When mountain goat hunting in Alaska, your rifle selection is largely a matter of personal preference, assuming that it packs enough punch to drop the goat before he has a chance to flee. This often results in a goat tumbling several hundred feet down the mountain, undoubtedly shattering his horns in the process. Bolt-action rifles are often more dependable in the land of grit and grime, with calibers ranging from .264 to .338 preferred by most experienced goat hunters. Be sure to take a moment to sight in your rifle before setting out on the hunt, as the thin mountain air won’t impart as much drag on your bullets as they fly toward their target.
Hiking the Alaskan terrain can be grueling.
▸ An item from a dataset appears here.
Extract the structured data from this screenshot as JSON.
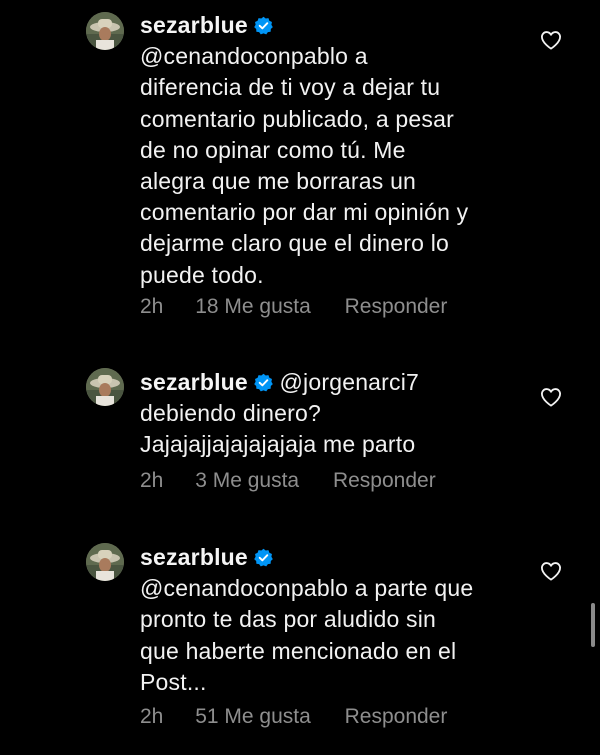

You’ll likely encounter a range of weather conditions as well while making your way into Alaskan mountain goat habitat. You’ll need to clothe yourself in the highest-quality hunting outerwear available to ensure you remain camouflaged, comfortable and quiet while chasing your prey. As always, layers are essential when dealing with changing temperatures. Add some boots, a good pair of gloves and a beanie, and you’ll be ready to claim your trophy.
There’s nothing wrong with hunting rabbits, squirrels and other small game. But few hunters drift off to sleep at night dreaming of these critters. It’s big game that quickens the pulse and inspires the imagination. And you can’t talk about big game without mentioning moose. Standing nearly 7 feet high at the shoulder and weighing as much as 1,500 pounds, moose are one of the largest animals pursued by hunters anywhere. And moose hunting in Alaska adds all of the challenges that make for a dream trip. To give you the edge, here are some essential moose hunting Alaska tips and gear.
Although it can take a lifetime to master, bowhunting can be extremely rewarding. You’ll be surprised how quickly the bow will begin to feel like an extension of your body. Even if you use the most sophisticated compound bow available, you’ll still feel a primal connection with the hunters who came before you. After all, NOMADs have been feeding their families with bows for far longer than with high-powered rifles and commercially produced tree stands. Feeling the urge and ready to learn to bow hunt? Use this comprehensive guide to bowhunting for beginners.